(Items from a data source)
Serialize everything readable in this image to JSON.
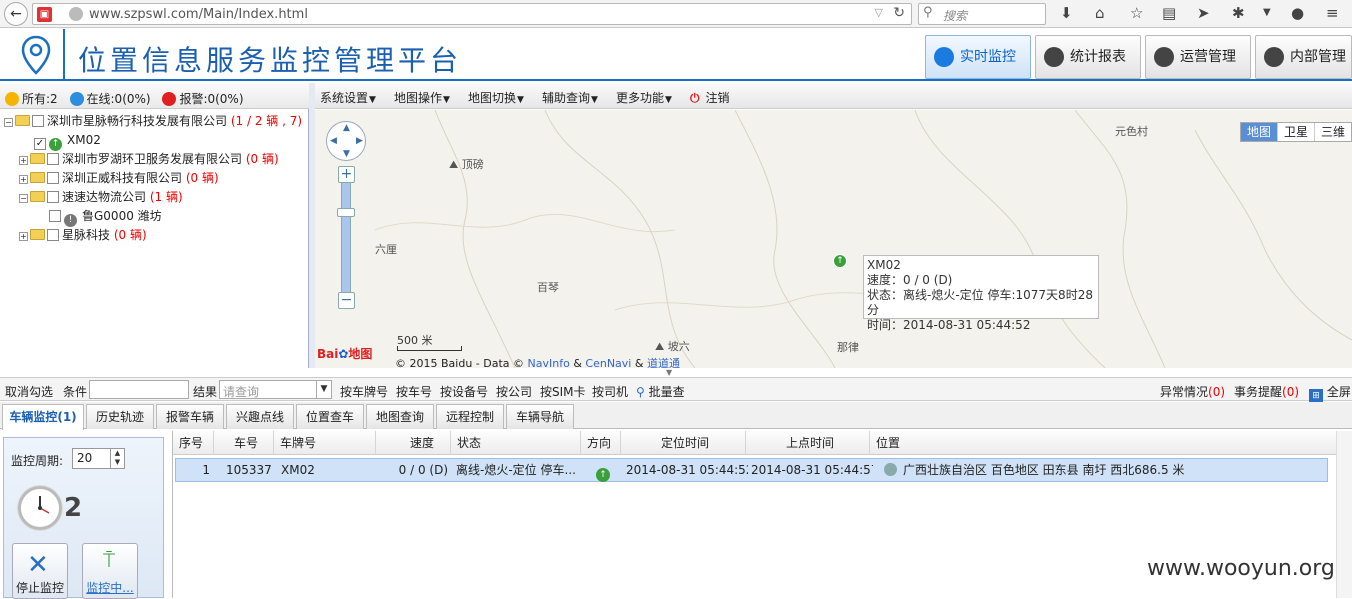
{
  "browser": {
    "url": "www.szpswl.com/Main/Index.html",
    "search_placeholder": "搜索"
  },
  "header": {
    "title": "位置信息服务监控管理平台",
    "tabs": [
      {
        "label": "实时监控"
      },
      {
        "label": "统计报表"
      },
      {
        "label": "运营管理"
      },
      {
        "label": "内部管理"
      }
    ]
  },
  "legend": {
    "all": "所有:2",
    "online": "在线:0(0%)",
    "alarm": "报警:0(0%)"
  },
  "tree": [
    {
      "name": "深圳市星脉畅行科技发展有限公司",
      "count": "(1 / 2 辆 , 7)"
    },
    {
      "name": "XM02",
      "count": ""
    },
    {
      "name": "深圳市罗湖环卫服务发展有限公司",
      "count": "(0 辆)"
    },
    {
      "name": "深圳正威科技有限公司",
      "count": "(0 辆)"
    },
    {
      "name": "速速达物流公司",
      "count": "(1 辆)"
    },
    {
      "name": "鲁G0000 潍坊",
      "count": ""
    },
    {
      "name": "星脉科技",
      "count": "(0 辆)"
    }
  ],
  "map_toolbar": {
    "system": "系统设置",
    "map_ops": "地图操作",
    "map_switch": "地图切换",
    "assist": "辅助查询",
    "more": "更多功能",
    "logout": "注销"
  },
  "map": {
    "places": [
      "顶磅",
      "六厘",
      "百琴",
      "坡六",
      "那律",
      "元色村"
    ],
    "types": [
      "地图",
      "卫星",
      "三维"
    ],
    "scale": "500 米",
    "baidu": "地图",
    "copyright": "© 2015 Baidu - Data ©",
    "navinfo": "NavInfo",
    "amp": "&",
    "cennavi": "CenNavi",
    "daotong": "道道通",
    "info": {
      "plate": "XM02",
      "speed": "速度：0 / 0 (D)",
      "status": "状态：离线-熄火-定位 停车:1077天8时28分",
      "time": "时间：2014-08-31 05:44:52"
    }
  },
  "query": {
    "cancel": "取消勾选",
    "cond": "条件",
    "result": "结果",
    "result_placeholder": "请查询",
    "by_plate": "按车牌号",
    "by_car": "按车号",
    "by_device": "按设备号",
    "by_company": "按公司",
    "by_sim": "按SIM卡",
    "by_driver": "按司机",
    "batch": "批量查",
    "abnormal": "异常情况",
    "abnormal_count": "(0)",
    "reminder": "事务提醒",
    "reminder_count": "(0)",
    "fullscreen": "全屏"
  },
  "bottom_tabs": [
    "车辆监控(1)",
    "历史轨迹",
    "报警车辆",
    "兴趣点线",
    "位置查车",
    "地图查询",
    "远程控制",
    "车辆导航"
  ],
  "monitor": {
    "period_label": "监控周期:",
    "period_value": "20",
    "count": "2",
    "stop": "停止监控",
    "monitoring": "监控中..."
  },
  "grid": {
    "headers": [
      "序号",
      "车号",
      "车牌号",
      "速度",
      "状态",
      "方向",
      "定位时间",
      "上点时间",
      "位置"
    ],
    "rows": [
      {
        "index": "1",
        "car_no": "105337",
        "plate": "XM02",
        "speed": "0 / 0 (D)",
        "status": "离线-熄火-定位 停车...",
        "locate_time": "2014-08-31 05:44:52",
        "report_time": "2014-08-31 05:44:57",
        "position": "广西壮族自治区 百色地区 田东县 南圩 西北686.5 米"
      }
    ]
  },
  "watermark": "www.wooyun.org",
  "colors": {
    "brand": "#1a5fb0",
    "accent": "#1a7ae0",
    "alarm": "#e00000",
    "online_icon": "#3ba03b"
  }
}
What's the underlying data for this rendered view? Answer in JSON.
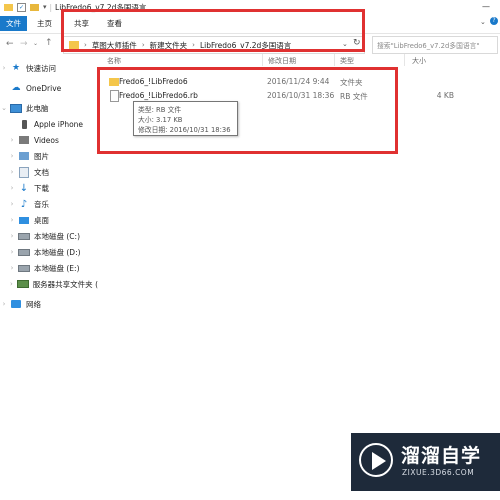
{
  "window": {
    "title": "LibFredo6_v7.2d多国语言",
    "title_prefix_icons": [
      "folder-icon",
      "checkbox-icon",
      "folder-icon",
      "dropdown-arrow-icon"
    ]
  },
  "ribbon": {
    "tabs": [
      {
        "label": "文件",
        "active": true
      },
      {
        "label": "主页",
        "active": false
      },
      {
        "label": "共享",
        "active": false
      },
      {
        "label": "查看",
        "active": false
      }
    ]
  },
  "address": {
    "segments": [
      "草图大师插件",
      "新建文件夹",
      "LibFredo6_v7.2d多国语言"
    ],
    "search_placeholder": "搜索\"LibFredo6_v7.2d多国语言\""
  },
  "sidebar": {
    "items": [
      {
        "label": "快速访问",
        "icon": "star-icon"
      },
      {
        "label": "OneDrive",
        "icon": "cloud-icon"
      },
      {
        "label": "此电脑",
        "icon": "computer-icon"
      },
      {
        "label": "Apple iPhone",
        "icon": "phone-icon"
      },
      {
        "label": "Videos",
        "icon": "video-folder-icon"
      },
      {
        "label": "图片",
        "icon": "pictures-folder-icon"
      },
      {
        "label": "文档",
        "icon": "documents-folder-icon"
      },
      {
        "label": "下载",
        "icon": "download-icon"
      },
      {
        "label": "音乐",
        "icon": "music-icon"
      },
      {
        "label": "桌面",
        "icon": "desktop-icon"
      },
      {
        "label": "本地磁盘 (C:)",
        "icon": "drive-icon"
      },
      {
        "label": "本地磁盘 (D:)",
        "icon": "drive-icon"
      },
      {
        "label": "本地磁盘 (E:)",
        "icon": "drive-icon"
      },
      {
        "label": "服务器共享文件夹 (",
        "icon": "network-drive-icon"
      },
      {
        "label": "网络",
        "icon": "network-icon"
      }
    ]
  },
  "columns": {
    "name": "名称",
    "date": "修改日期",
    "type": "类型",
    "size": "大小"
  },
  "files": [
    {
      "name": "Fredo6_!LibFredo6",
      "date": "2016/11/24 9:44",
      "type": "文件夹",
      "size": ""
    },
    {
      "name": "Fredo6_!LibFredo6.rb",
      "date": "2016/10/31 18:36",
      "type": "RB 文件",
      "size": "4 KB"
    }
  ],
  "tooltip": {
    "type_line": "类型: RB 文件",
    "size_line": "大小: 3.17 KB",
    "date_line": "修改日期: 2016/10/31 18:36"
  },
  "watermark": {
    "title": "溜溜自学",
    "subtitle": "ZIXUE.3D66.COM"
  },
  "colors": {
    "accent": "#1979ca",
    "highlight_box": "#e03131",
    "watermark_bg": "#1e2a3a"
  }
}
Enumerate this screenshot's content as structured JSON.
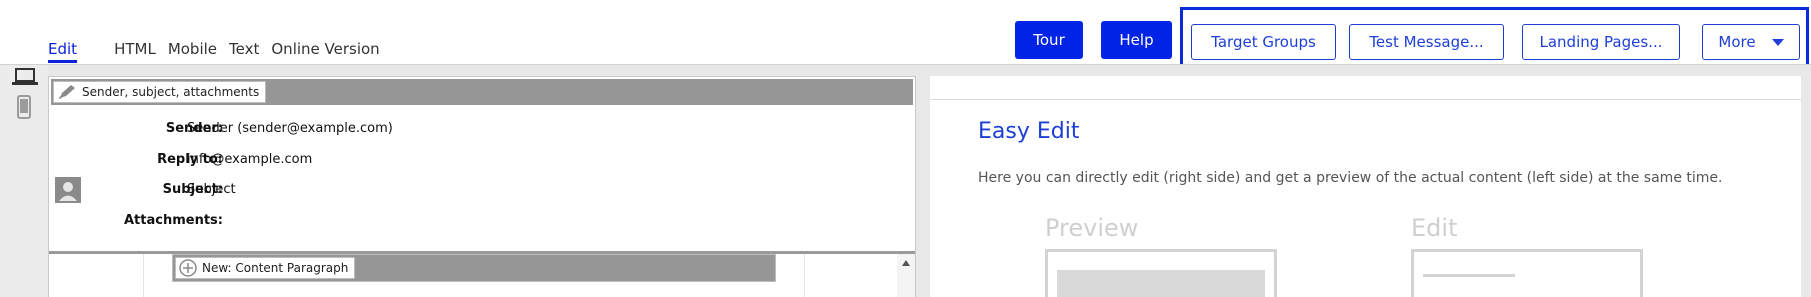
{
  "view_tabs": [
    {
      "label": "Edit",
      "active": true
    },
    {
      "label": "HTML",
      "active": false
    },
    {
      "label": "Mobile",
      "active": false
    },
    {
      "label": "Text",
      "active": false
    },
    {
      "label": "Online Version",
      "active": false
    }
  ],
  "toolbar": {
    "tour_label": "Tour",
    "help_label": "Help",
    "actions": {
      "target_groups": "Target Groups",
      "test_message": "Test Message...",
      "landing_pages": "Landing Pages...",
      "more": "More"
    }
  },
  "device_bar": {
    "icons": [
      "laptop-icon",
      "mobile-icon"
    ]
  },
  "editor": {
    "section_label": "Sender, subject, attachments",
    "fields": {
      "sender_label": "Sender:",
      "sender_value": "Sender (sender@example.com)",
      "reply_label": "Reply to:",
      "reply_value": "info@example.com",
      "subject_label": "Subject:",
      "subject_value": "Subject",
      "attachments_label": "Attachments:"
    },
    "new_paragraph_label": "New: Content Paragraph"
  },
  "preview": {
    "title": "Easy Edit",
    "description": "Here you can directly edit (right side) and get a preview of the actual content (left side) at the same time.",
    "preview_label": "Preview",
    "edit_label": "Edit"
  },
  "colors": {
    "accent": "#0023e6",
    "link_blue": "#1d3fd6",
    "bar_gray": "#969696"
  }
}
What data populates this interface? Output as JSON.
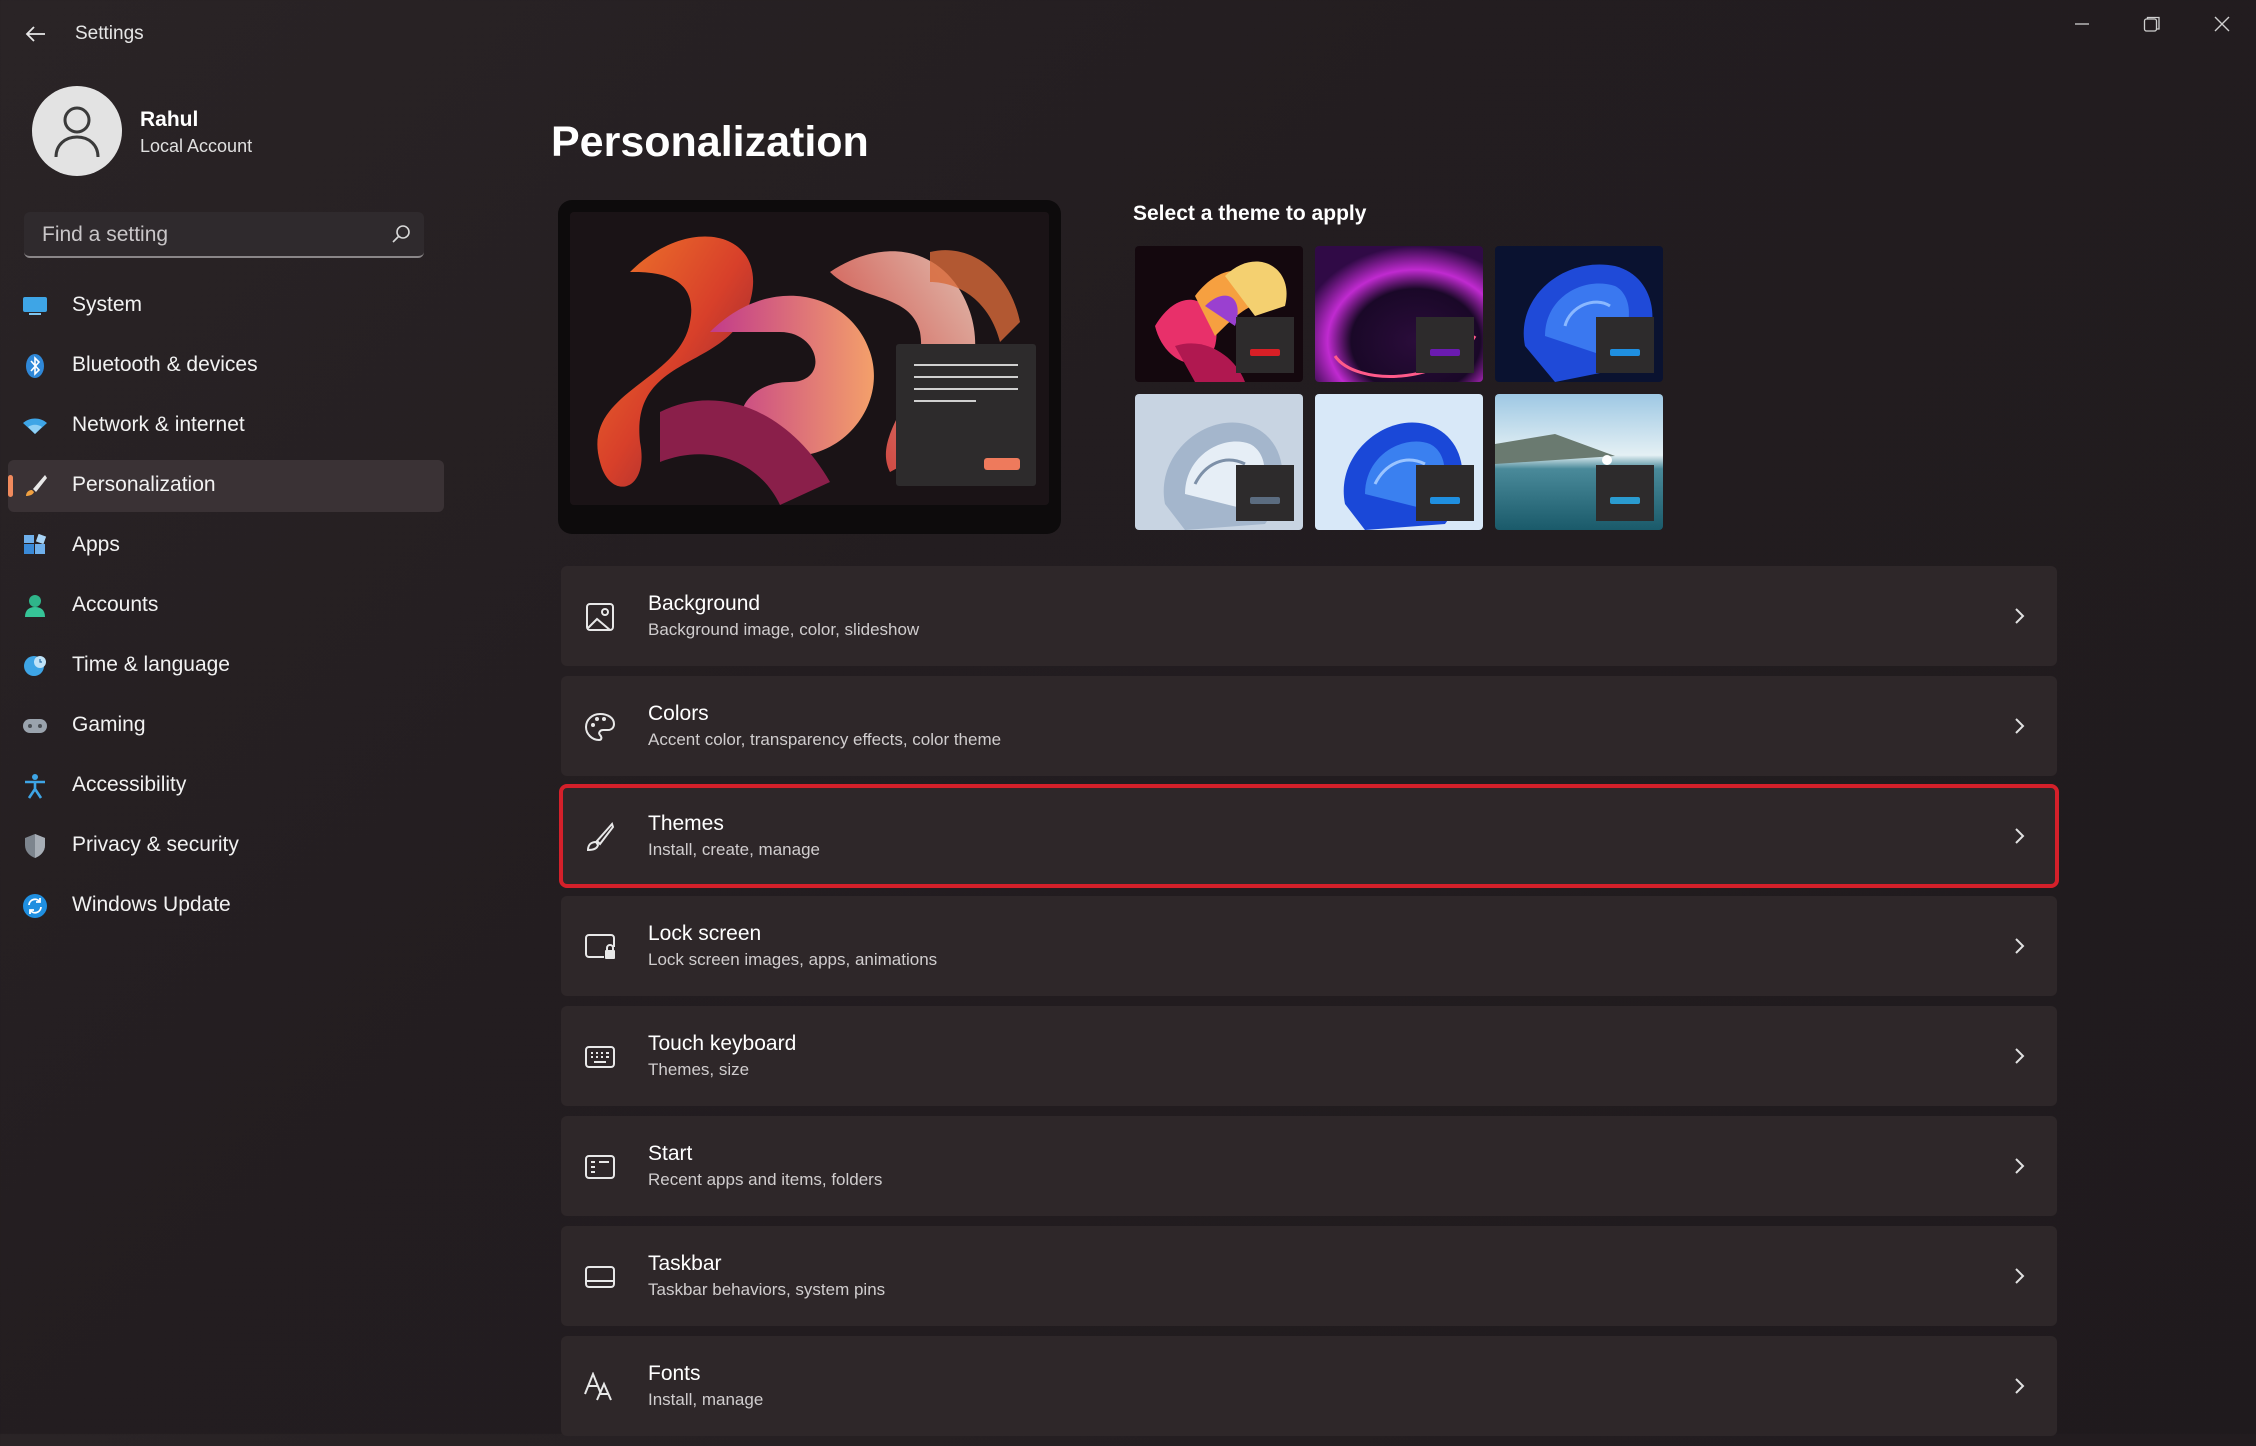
{
  "app": {
    "title": "Settings"
  },
  "user": {
    "name": "Rahul",
    "account_type": "Local Account"
  },
  "search": {
    "placeholder": "Find a setting"
  },
  "sidebar": {
    "items": [
      {
        "label": "System",
        "icon": "monitor-icon"
      },
      {
        "label": "Bluetooth & devices",
        "icon": "bluetooth-icon"
      },
      {
        "label": "Network & internet",
        "icon": "wifi-icon"
      },
      {
        "label": "Personalization",
        "icon": "brush-icon",
        "active": true
      },
      {
        "label": "Apps",
        "icon": "apps-icon"
      },
      {
        "label": "Accounts",
        "icon": "person-icon"
      },
      {
        "label": "Time & language",
        "icon": "globe-clock-icon"
      },
      {
        "label": "Gaming",
        "icon": "gamepad-icon"
      },
      {
        "label": "Accessibility",
        "icon": "accessibility-icon"
      },
      {
        "label": "Privacy & security",
        "icon": "shield-icon"
      },
      {
        "label": "Windows Update",
        "icon": "update-icon"
      }
    ]
  },
  "main": {
    "title": "Personalization",
    "theme_heading": "Select a theme to apply",
    "themes": [
      {
        "name": "glow",
        "accent": "#d81f26"
      },
      {
        "name": "captured-motion",
        "accent": "#6a1bb0"
      },
      {
        "name": "windows-dark",
        "accent": "#1f8fe0"
      },
      {
        "name": "windows-light",
        "accent": "#5b6c80"
      },
      {
        "name": "windows-blue",
        "accent": "#1f8fe0"
      },
      {
        "name": "sunrise-lake",
        "accent": "#2a9bd0"
      }
    ],
    "cards": [
      {
        "title": "Background",
        "subtitle": "Background image, color, slideshow",
        "icon": "image-icon"
      },
      {
        "title": "Colors",
        "subtitle": "Accent color, transparency effects, color theme",
        "icon": "palette-icon"
      },
      {
        "title": "Themes",
        "subtitle": "Install, create, manage",
        "icon": "brush-icon",
        "highlighted": true
      },
      {
        "title": "Lock screen",
        "subtitle": "Lock screen images, apps, animations",
        "icon": "lock-screen-icon"
      },
      {
        "title": "Touch keyboard",
        "subtitle": "Themes, size",
        "icon": "keyboard-icon"
      },
      {
        "title": "Start",
        "subtitle": "Recent apps and items, folders",
        "icon": "start-menu-icon"
      },
      {
        "title": "Taskbar",
        "subtitle": "Taskbar behaviors, system pins",
        "icon": "taskbar-icon"
      },
      {
        "title": "Fonts",
        "subtitle": "Install, manage",
        "icon": "font-icon"
      }
    ]
  },
  "colors": {
    "accent": "#f08a5d",
    "highlight_border": "#d4202a"
  }
}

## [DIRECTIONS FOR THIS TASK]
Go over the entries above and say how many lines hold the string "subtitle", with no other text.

## [WRITTEN RESPONSE]
9